[Extracted material — start]

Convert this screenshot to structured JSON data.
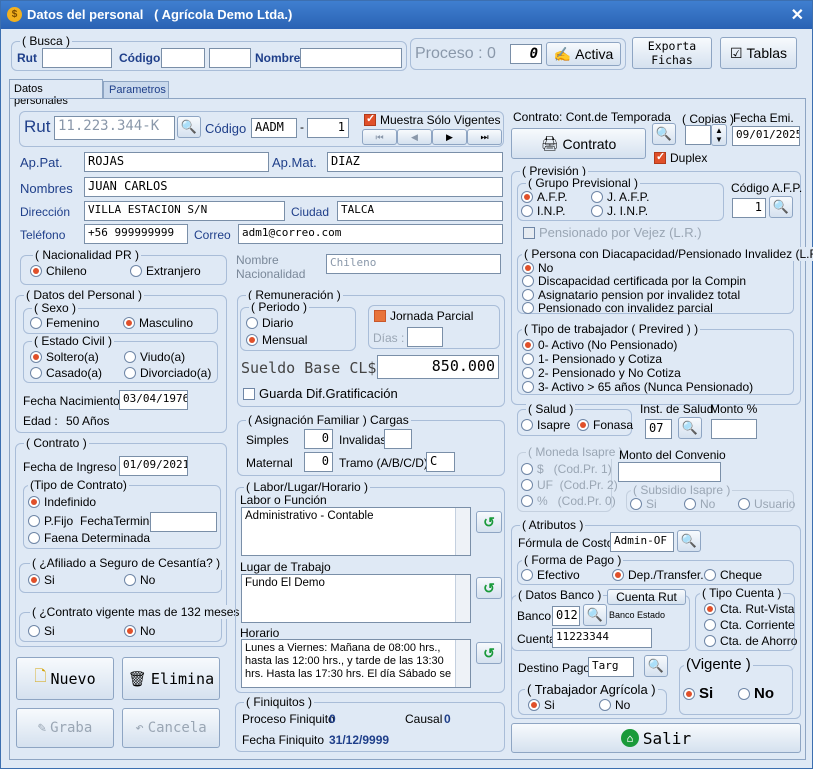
{
  "title": "Datos del personal   ( Agrícola Demo Ltda.)",
  "busca": {
    "group": "( Busca )",
    "rut": "Rut",
    "codigo": "Código",
    "nombre": "Nombre"
  },
  "proceso": {
    "label": "Proceso : 0",
    "value": "0",
    "activa": "Activa",
    "exporta": "Exporta\nFichas",
    "tablas": "Tablas"
  },
  "tabs": [
    "Datos personales",
    "Parametros"
  ],
  "persona": {
    "rut_label": "Rut",
    "rut": "11.223.344-K",
    "codigo_label": "Código",
    "codigo": "AADM",
    "codigo_num": "1",
    "muestra": "Muestra Sólo Vigentes",
    "appat_label": "Ap.Pat.",
    "appat": "ROJAS",
    "apmat_label": "Ap.Mat.",
    "apmat": "DIAZ",
    "nombres_label": "Nombres",
    "nombres": "JUAN CARLOS",
    "direccion_label": "Dirección",
    "direccion": "VILLA ESTACION S/N",
    "ciudad_label": "Ciudad",
    "ciudad": "TALCA",
    "telefono_label": "Teléfono",
    "telefono": "+56 999999999",
    "correo_label": "Correo",
    "correo": "adm1@correo.com",
    "nacionalidad_pr": "( Nacionalidad PR )",
    "chileno": "Chileno",
    "extranjero": "Extranjero",
    "nombre_nac_label1": "Nombre",
    "nombre_nac_label2": "Nacionalidad",
    "nombre_nac": "Chileno"
  },
  "datos_personal": {
    "group": "( Datos del Personal )",
    "sexo": "( Sexo )",
    "femenino": "Femenino",
    "masculino": "Masculino",
    "estado_civil": "( Estado Civil )",
    "soltero": "Soltero(a)",
    "viudo": "Viudo(a)",
    "casado": "Casado(a)",
    "divorciado": "Divorciado(a)",
    "fnac_label": "Fecha Nacimiento",
    "fnac": "03/04/1976",
    "edad_label": "Edad :",
    "edad": "50 Años"
  },
  "contrato": {
    "group": "( Contrato )",
    "fingreso_label": "Fecha de Ingreso",
    "fingreso": "01/09/2021",
    "tipo": "(Tipo de Contrato)",
    "indefinido": "Indefinido",
    "pfijo": "P.Fijo",
    "ftermino": "FechaTermino",
    "faena": "Faena Determinada",
    "afiliado": "( ¿Afiliado a Seguro de Cesantía? )",
    "si": "Si",
    "no": "No",
    "vigente132": "( ¿Contrato vigente mas de 132 meses ? )"
  },
  "buttons": {
    "nuevo": "Nuevo",
    "elimina": "Elimina",
    "graba": "Graba",
    "cancela": "Cancela",
    "salir": "Salir"
  },
  "remuneracion": {
    "group": "( Remuneración )",
    "periodo": "( Periodo )",
    "diario": "Diario",
    "mensual": "Mensual",
    "jornada": "Jornada Parcial",
    "dias": "Días :",
    "sueldo_label": "Sueldo Base CL$",
    "sueldo": "850.000",
    "guarda": "Guarda Dif.Gratificación"
  },
  "asignacion": {
    "group": "( Asignación Familiar ) Cargas",
    "simples": "Simples",
    "simples_v": "0",
    "invalidas": "Invalidas",
    "maternal": "Maternal",
    "maternal_v": "0",
    "tramo": "Tramo (A/B/C/D)",
    "tramo_v": "C"
  },
  "labor": {
    "group": "( Labor/Lugar/Horario )",
    "labor_label": "Labor o Función",
    "labor": "Administrativo - Contable",
    "lugar_label": "Lugar de Trabajo",
    "lugar": "Fundo El Demo",
    "horario_label": "Horario",
    "horario": "Lunes a Viernes: Mañana de 08:00 hrs.,\nhasta las 12:00 hrs., y tarde de las 13:30\nhrs. Hasta las 17:30 hrs.  El día Sábado se"
  },
  "finiquitos": {
    "group": "( Finiquitos )",
    "proceso_label": "Proceso Finiquito",
    "proceso": "0",
    "causal_label": "Causal",
    "causal": "0",
    "fecha_label": "Fecha  Finiquito",
    "fecha": "31/12/9999"
  },
  "contrato_doc": {
    "label": "Contrato: Cont.de Temporada",
    "copias": "( Copias )",
    "fecha_emi_label": "Fecha Emi.",
    "fecha_emi": "09/01/2025",
    "contrato_btn": "Contrato",
    "duplex": "Duplex"
  },
  "prevision": {
    "group": "( Previsión )",
    "grupo": "( Grupo Previsional )",
    "afp": "A.F.P.",
    "jafp": "J. A.F.P.",
    "inp": "I.N.P.",
    "jinp": "J. I.N.P.",
    "codigo_afp_label": "Código A.F.P.",
    "codigo_afp": "1",
    "pensionado_vejez": "Pensionado por Vejez (L.R.)",
    "discap": "( Persona con Diacapacidad/Pensionado Invalidez (L.R.) )",
    "d_no": "No",
    "d_1": "Discapacidad certificada por la Compin",
    "d_2": "Asignatario pension por invalidez total",
    "d_3": "Pensionado con invalidez parcial",
    "tipo_trab": "( Tipo de trabajador  ( Previred ) )",
    "t0": "0- Activo (No Pensionado)",
    "t1": "1- Pensionado y Cotiza",
    "t2": "2- Pensionado y No Cotiza",
    "t3": "3- Activo > 65 años (Nunca Pensionado)"
  },
  "salud": {
    "group": "( Salud )",
    "isapre": "Isapre",
    "fonasa": "Fonasa",
    "inst_label": "Inst. de Salud",
    "inst": "07",
    "monto_label": "Monto %",
    "moneda": "( Moneda Isapre )",
    "m1": "$   (Cod.Pr. 1)",
    "m2": "UF  (Cod.Pr. 2)",
    "m3": "%   (Cod.Pr. 0)",
    "monto_conv": "Monto del Convenio",
    "subsidio": "( Subsidio Isapre )",
    "s_si": "Si",
    "s_no": "No",
    "s_usuario": "Usuario"
  },
  "atributos": {
    "group": "( Atributos )",
    "formula_label": "Fórmula de Costo",
    "formula": "Admin-OF",
    "forma_pago": "( Forma de Pago )",
    "efectivo": "Efectivo",
    "dep": "Dep./Transfer.",
    "cheque": "Cheque",
    "datos_banco": "( Datos Banco )",
    "cuenta_rut": "Cuenta Rut",
    "banco_label": "Banco",
    "banco": "012",
    "banco_nombre": "Banco Estado",
    "cuenta_label": "Cuenta",
    "cuenta": "11223344",
    "tipo_cuenta": "( Tipo Cuenta )",
    "ct_rut": "Cta. Rut-Vista",
    "ct_cte": "Cta. Corriente",
    "ct_ahorro": "Cta. de Ahorro",
    "destino_label": "Destino Pago",
    "destino": "Targ",
    "trab_agricola": "( Trabajador Agrícola )",
    "vigente": "(Vigente )",
    "si": "Si",
    "no": "No"
  }
}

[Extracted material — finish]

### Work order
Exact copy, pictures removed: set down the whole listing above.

### Answer section
Convert this screenshot to structured JSON data.
{
  "title": "Datos del personal   ( Agrícola Demo Ltda.)",
  "busca": {
    "group": "( Busca )",
    "rut": "Rut",
    "codigo": "Código",
    "nombre": "Nombre"
  },
  "proceso": {
    "label": "Proceso : 0",
    "value": "0",
    "activa": "Activa",
    "exporta": "Exporta\nFichas",
    "tablas": "Tablas"
  },
  "tabs": [
    "Datos personales",
    "Parametros"
  ],
  "persona": {
    "rut_label": "Rut",
    "rut": "11.223.344-K",
    "codigo_label": "Código",
    "codigo": "AADM",
    "codigo_num": "1",
    "muestra": "Muestra Sólo Vigentes",
    "appat_label": "Ap.Pat.",
    "appat": "ROJAS",
    "apmat_label": "Ap.Mat.",
    "apmat": "DIAZ",
    "nombres_label": "Nombres",
    "nombres": "JUAN CARLOS",
    "direccion_label": "Dirección",
    "direccion": "VILLA ESTACION S/N",
    "ciudad_label": "Ciudad",
    "ciudad": "TALCA",
    "telefono_label": "Teléfono",
    "telefono": "+56 999999999",
    "correo_label": "Correo",
    "correo": "adm1@correo.com",
    "nacionalidad_pr": "( Nacionalidad PR )",
    "chileno": "Chileno",
    "extranjero": "Extranjero",
    "nombre_nac_label1": "Nombre",
    "nombre_nac_label2": "Nacionalidad",
    "nombre_nac": "Chileno"
  },
  "datos_personal": {
    "group": "( Datos del Personal )",
    "sexo": "( Sexo )",
    "femenino": "Femenino",
    "masculino": "Masculino",
    "estado_civil": "( Estado Civil )",
    "soltero": "Soltero(a)",
    "viudo": "Viudo(a)",
    "casado": "Casado(a)",
    "divorciado": "Divorciado(a)",
    "fnac_label": "Fecha Nacimiento",
    "fnac": "03/04/1976",
    "edad_label": "Edad :",
    "edad": "50 Años"
  },
  "contrato": {
    "group": "( Contrato )",
    "fingreso_label": "Fecha de Ingreso",
    "fingreso": "01/09/2021",
    "tipo": "(Tipo de Contrato)",
    "indefinido": "Indefinido",
    "pfijo": "P.Fijo",
    "ftermino": "FechaTermino",
    "faena": "Faena Determinada",
    "afiliado": "( ¿Afiliado a Seguro de Cesantía? )",
    "si": "Si",
    "no": "No",
    "vigente132": "( ¿Contrato vigente mas de 132 meses ? )"
  },
  "buttons": {
    "nuevo": "Nuevo",
    "elimina": "Elimina",
    "graba": "Graba",
    "cancela": "Cancela",
    "salir": "Salir"
  },
  "remuneracion": {
    "group": "( Remuneración )",
    "periodo": "( Periodo )",
    "diario": "Diario",
    "mensual": "Mensual",
    "jornada": "Jornada Parcial",
    "dias": "Días :",
    "sueldo_label": "Sueldo Base CL$",
    "sueldo": "850.000",
    "guarda": "Guarda Dif.Gratificación"
  },
  "asignacion": {
    "group": "( Asignación Familiar ) Cargas",
    "simples": "Simples",
    "simples_v": "0",
    "invalidas": "Invalidas",
    "maternal": "Maternal",
    "maternal_v": "0",
    "tramo": "Tramo (A/B/C/D)",
    "tramo_v": "C"
  },
  "labor": {
    "group": "( Labor/Lugar/Horario )",
    "labor_label": "Labor o Función",
    "labor": "Administrativo - Contable",
    "lugar_label": "Lugar de Trabajo",
    "lugar": "Fundo El Demo",
    "horario_label": "Horario",
    "horario": "Lunes a Viernes: Mañana de 08:00 hrs.,\nhasta las 12:00 hrs., y tarde de las 13:30\nhrs. Hasta las 17:30 hrs.  El día Sábado se"
  },
  "finiquitos": {
    "group": "( Finiquitos )",
    "proceso_label": "Proceso Finiquito",
    "proceso": "0",
    "causal_label": "Causal",
    "causal": "0",
    "fecha_label": "Fecha  Finiquito",
    "fecha": "31/12/9999"
  },
  "contrato_doc": {
    "label": "Contrato: Cont.de Temporada",
    "copias": "( Copias )",
    "fecha_emi_label": "Fecha Emi.",
    "fecha_emi": "09/01/2025",
    "contrato_btn": "Contrato",
    "duplex": "Duplex"
  },
  "prevision": {
    "group": "( Previsión )",
    "grupo": "( Grupo Previsional )",
    "afp": "A.F.P.",
    "jafp": "J. A.F.P.",
    "inp": "I.N.P.",
    "jinp": "J. I.N.P.",
    "codigo_afp_label": "Código A.F.P.",
    "codigo_afp": "1",
    "pensionado_vejez": "Pensionado por Vejez (L.R.)",
    "discap": "( Persona con Diacapacidad/Pensionado Invalidez (L.R.) )",
    "d_no": "No",
    "d_1": "Discapacidad certificada por la Compin",
    "d_2": "Asignatario pension por invalidez total",
    "d_3": "Pensionado con invalidez parcial",
    "tipo_trab": "( Tipo de trabajador  ( Previred ) )",
    "t0": "0- Activo (No Pensionado)",
    "t1": "1- Pensionado y Cotiza",
    "t2": "2- Pensionado y No Cotiza",
    "t3": "3- Activo > 65 años (Nunca Pensionado)"
  },
  "salud": {
    "group": "( Salud )",
    "isapre": "Isapre",
    "fonasa": "Fonasa",
    "inst_label": "Inst. de Salud",
    "inst": "07",
    "monto_label": "Monto %",
    "moneda": "( Moneda Isapre )",
    "m1": "$   (Cod.Pr. 1)",
    "m2": "UF  (Cod.Pr. 2)",
    "m3": "%   (Cod.Pr. 0)",
    "monto_conv": "Monto del Convenio",
    "subsidio": "( Subsidio Isapre )",
    "s_si": "Si",
    "s_no": "No",
    "s_usuario": "Usuario"
  },
  "atributos": {
    "group": "( Atributos )",
    "formula_label": "Fórmula de Costo",
    "formula": "Admin-OF",
    "forma_pago": "( Forma de Pago )",
    "efectivo": "Efectivo",
    "dep": "Dep./Transfer.",
    "cheque": "Cheque",
    "datos_banco": "( Datos Banco )",
    "cuenta_rut": "Cuenta Rut",
    "banco_label": "Banco",
    "banco": "012",
    "banco_nombre": "Banco Estado",
    "cuenta_label": "Cuenta",
    "cuenta": "11223344",
    "tipo_cuenta": "( Tipo Cuenta )",
    "ct_rut": "Cta. Rut-Vista",
    "ct_cte": "Cta. Corriente",
    "ct_ahorro": "Cta. de Ahorro",
    "destino_label": "Destino Pago",
    "destino": "Targ",
    "trab_agricola": "( Trabajador Agrícola )",
    "vigente": "(Vigente )",
    "si": "Si",
    "no": "No"
  }
}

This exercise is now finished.